“We anticipate the USACE (US Army Corps of Engineers) to begin reinstating its NWP12 program in the coming days, after which time the MVP project team expects to receive a new or reissued NWP12 for the project,” said spokeswoman Natalie Cox.
The news brought renewed optimism to the completion of the MVP, which has been halted temporarily due to a stop-work order from the Federal Energy Regulatory Commission, a biological opinion and the NWP12 permits. It could get all those permits by the end of the summer in time to finish the work and then also have it in service by early 2021, as the company reaffirmed Monday.

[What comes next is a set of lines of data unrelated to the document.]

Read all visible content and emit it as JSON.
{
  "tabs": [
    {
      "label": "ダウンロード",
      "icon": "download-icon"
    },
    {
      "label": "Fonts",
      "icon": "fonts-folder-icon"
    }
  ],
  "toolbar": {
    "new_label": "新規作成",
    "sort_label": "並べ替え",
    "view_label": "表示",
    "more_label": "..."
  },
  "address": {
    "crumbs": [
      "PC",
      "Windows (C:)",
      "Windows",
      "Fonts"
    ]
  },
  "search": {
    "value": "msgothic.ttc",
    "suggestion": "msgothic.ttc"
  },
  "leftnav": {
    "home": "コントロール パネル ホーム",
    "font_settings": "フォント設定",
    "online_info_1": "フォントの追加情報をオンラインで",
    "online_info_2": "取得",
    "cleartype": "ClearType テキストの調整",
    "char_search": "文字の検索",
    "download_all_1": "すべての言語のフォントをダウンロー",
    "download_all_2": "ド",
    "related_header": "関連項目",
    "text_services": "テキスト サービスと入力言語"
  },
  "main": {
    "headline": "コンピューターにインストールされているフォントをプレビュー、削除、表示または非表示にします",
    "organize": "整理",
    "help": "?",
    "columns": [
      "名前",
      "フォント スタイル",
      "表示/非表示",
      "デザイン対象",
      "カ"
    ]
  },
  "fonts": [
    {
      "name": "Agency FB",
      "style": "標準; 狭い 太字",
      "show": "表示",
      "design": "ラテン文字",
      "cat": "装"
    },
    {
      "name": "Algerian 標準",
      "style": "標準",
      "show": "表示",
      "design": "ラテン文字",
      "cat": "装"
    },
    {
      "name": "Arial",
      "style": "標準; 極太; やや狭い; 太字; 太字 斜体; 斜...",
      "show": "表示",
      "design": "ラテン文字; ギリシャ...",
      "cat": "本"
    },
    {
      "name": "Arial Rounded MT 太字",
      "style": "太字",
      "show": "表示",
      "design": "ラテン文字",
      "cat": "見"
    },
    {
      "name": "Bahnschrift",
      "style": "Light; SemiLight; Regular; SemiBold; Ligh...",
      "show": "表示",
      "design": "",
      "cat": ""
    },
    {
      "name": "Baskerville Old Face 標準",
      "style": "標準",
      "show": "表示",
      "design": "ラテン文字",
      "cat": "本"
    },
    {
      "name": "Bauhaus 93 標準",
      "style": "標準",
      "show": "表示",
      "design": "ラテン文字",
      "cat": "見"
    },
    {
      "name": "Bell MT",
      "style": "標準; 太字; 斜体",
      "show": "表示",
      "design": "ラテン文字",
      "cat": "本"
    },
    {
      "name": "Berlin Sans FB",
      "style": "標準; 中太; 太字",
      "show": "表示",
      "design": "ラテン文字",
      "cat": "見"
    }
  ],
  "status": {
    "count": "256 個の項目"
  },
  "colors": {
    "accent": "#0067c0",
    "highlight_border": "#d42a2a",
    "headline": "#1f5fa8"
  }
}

“This (Supreme Court) decision helps confidence that MVP will continue as planned,” said Rob McBride, senior director of strategy and analytics at Enverus Energy.
Matthew Lewis, senior director of East Daley Capital, agreed that the ruling was good news for Mountain Valley Pipeline but that it seemed a specific permit could be challenged in court. That could mean that if MVP were to receive the nationwide permit it could still be potentially challenged in court. There have been many legal challenges to the MVP project since it was announced in 2014.
There’s no doubt that Sunday and Monday brought a mixed bag of news for the pipeline and natural gas industry.
First was the cancellation of the Atlantic Coast Pipeline by Dominion Energy (NYSE: D) and Duke Energy (NYSE: DUK), an $8 billion project that was to carry Marcellus and Utica Shale natural gas from northern West Virginia to Virginia and North Carolina. Then a federal judge forced the shutdown of the Dakota Access pipeline for a stronger environmental review. Even the Supreme Court ruling invalidating the previous hold on Nationwide 12 permits was a mixed blessing. The justices specifically excluded the Keystone XL pipeline.
McBride said the gas industry has gotten a wakeup call in recent days about the power of the opposition to new pipeline projects and may have to take stock existing projects.
“Pipelines are not necessarily the most important piece to the puzzle but they are the easiest to oppose, therefore the resistance against them is getting so strong in light of the energy transition,” he said. “See Dominion walking away from this project with what they have invested.”
He said that’s big wind out of the sails of any expansion projects.
“It’s not supported by any true additional need for pipeline capacity,” Anderson said.
Tom Sanzillo, director of finance for the Institute for Energy Economics, noted MVP was facing significant cost overruns and said the rising costs are putting to risk the rate of return.
“Future delays will impact final decisions. This factor may be offset by the wider customer base that is part of its business model,” Sanzillo said. “The ultimate fate of the pipeline is uncertain.”
Sunday’s news about the cancellation of the Atlantic Coast Pipeline was joined by Monday’s court ruling that shut down the Dakota Access Pipeline, another major pipeline in the United States.
“We are deeply troubled by these setbacks for U.S. energy leadership,” said American Petroleum Institute President and CEO Mike Sommers. “Our nation’s outdated and convoluted permitting rules are opening the door for a barrage of baseless, activist-led litigation, undermining American energy progress and denying local communities the environmental employment and economic benefits modern pipelines provide.”
Kurt Knaus, a spokesman for the Pennsylvania Energy Infrastructure Alliance, a group of skilled labor organizations and chambers of commerce, said the commonwealth and others would be feeling the impact of the ACP cancellation.
“It is catastrophic in terms of the billions of dollars in investments that are lost and the thousands of jobs that are gone,” Knaus said. “And this sudden jolt to the market comes at a time when our national economy could use a lift. The entire Appalachian region will feel the effects over the long term until other energy interstates open up to get our gas to market.”